  11. Someone should check for fishy banking activity from the two guys that voted yes. How could anyone affirm such a train-wreck?
    “Tonight’s attendance: 37. The Coyotes thank you for you support.”

  12. If you’re the Suns and you know you want a newer building soon, this is the time to pounce. Play two years in Glendale while the current arena site is demo’d and refitted, come back to a newer building that can accommodate both the Suns and Coyotes. 80+ nights of crowds bigger than 14k downtown is greater than 40+, so development might be spiked by the newer building. And if they opt to play in Glendale (who will be needing the money) for two years, they can build on the old arena’s bones which save money on land acquisition and infrastructure. The footprint of the current Talking Stick Arena site will be big enough if the garage next to the arena comes down, and the arena is oriented East/West.

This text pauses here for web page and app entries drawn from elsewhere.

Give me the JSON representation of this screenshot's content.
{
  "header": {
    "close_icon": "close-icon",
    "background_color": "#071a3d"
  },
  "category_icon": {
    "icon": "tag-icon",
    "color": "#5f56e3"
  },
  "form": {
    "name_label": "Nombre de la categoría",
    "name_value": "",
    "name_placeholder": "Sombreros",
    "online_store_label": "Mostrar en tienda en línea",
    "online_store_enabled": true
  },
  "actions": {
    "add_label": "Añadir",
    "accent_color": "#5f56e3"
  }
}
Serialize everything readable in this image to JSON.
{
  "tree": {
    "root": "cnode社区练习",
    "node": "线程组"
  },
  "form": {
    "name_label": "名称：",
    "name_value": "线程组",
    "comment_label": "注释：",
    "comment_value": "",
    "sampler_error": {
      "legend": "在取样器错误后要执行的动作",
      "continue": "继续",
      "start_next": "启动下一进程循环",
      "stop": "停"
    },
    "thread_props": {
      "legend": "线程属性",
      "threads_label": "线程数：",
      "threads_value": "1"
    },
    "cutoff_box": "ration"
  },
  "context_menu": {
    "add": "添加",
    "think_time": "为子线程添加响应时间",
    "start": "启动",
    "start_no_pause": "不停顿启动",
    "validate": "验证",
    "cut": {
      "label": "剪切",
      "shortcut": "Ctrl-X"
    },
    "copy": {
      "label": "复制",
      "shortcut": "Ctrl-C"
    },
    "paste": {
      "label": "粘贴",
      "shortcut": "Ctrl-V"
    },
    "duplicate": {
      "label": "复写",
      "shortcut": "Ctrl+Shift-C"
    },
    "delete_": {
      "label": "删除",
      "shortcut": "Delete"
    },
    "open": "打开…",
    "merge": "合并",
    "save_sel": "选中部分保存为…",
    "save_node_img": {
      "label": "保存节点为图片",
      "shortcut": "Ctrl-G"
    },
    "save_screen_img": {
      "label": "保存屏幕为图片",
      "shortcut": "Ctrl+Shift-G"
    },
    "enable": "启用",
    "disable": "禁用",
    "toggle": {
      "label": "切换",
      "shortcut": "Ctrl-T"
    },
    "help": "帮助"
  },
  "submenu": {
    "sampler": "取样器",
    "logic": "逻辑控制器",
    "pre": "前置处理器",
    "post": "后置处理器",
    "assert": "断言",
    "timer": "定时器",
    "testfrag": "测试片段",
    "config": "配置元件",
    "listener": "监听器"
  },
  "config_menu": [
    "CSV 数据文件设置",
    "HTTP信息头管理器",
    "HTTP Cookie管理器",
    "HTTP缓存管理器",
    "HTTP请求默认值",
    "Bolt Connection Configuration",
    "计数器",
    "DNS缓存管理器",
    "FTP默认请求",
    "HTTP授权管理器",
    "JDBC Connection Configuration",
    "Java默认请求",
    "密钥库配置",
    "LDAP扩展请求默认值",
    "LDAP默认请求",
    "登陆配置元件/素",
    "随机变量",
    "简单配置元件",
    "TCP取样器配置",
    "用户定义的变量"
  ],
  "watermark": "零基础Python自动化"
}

  13. Neil wrote:

    “Quebec is probably the best relocation option, but it’s hardly something to get all excited about, especially since they’d need to work out a lease with Quebecor.”

    Or they could simply sell the team to Quebecor for a really nice profit.

  14. What the City of Glendale is trying to do is get out of a contract as people have stated “Hemorrhaging” them. But because the deal has not worked out in their favor, they want to take their net home. No one has mentioned that the only loophole these officials are trying to use is IceArizona hired someone who started brokering the deal with “other” potential buyers. Craig Tindall helped write the language while the City was working with other potential buyers but left the City before talks even started with IceArizona. So he has not in anyway part of these proceedings except for in a “consulting” matter with the City in which they asked him for his input. Almost seems like they planted the seed to help them get out of trouble. Sounds all too fishy to me. I am from Chicago. I am a Hockey Fan big time. I root for my Hawks but back my Coyotes since I moved to the Desert. If the people who ran the arena and the Coyotes used some common sense in their ticketing prices, they could make a fortune hand over fist. #1 they dont make a majority of their money off of ticket prices, they make it at the concessions and Team Shop. Fill the damn arena with butts at an affordable price, give them a good product, and they will spend the money. I wouldn’t go to Disneyland if the rides were outdated and Main Street was dirty. They were going in the right direction a few years ago and this past year hit a pothole and derailed. This only complicates it more. I say move them out of there and in with the Suns somewhere. Create an affordable ticket overall to sell out the arena and they will make their money. Not that hard to figure out.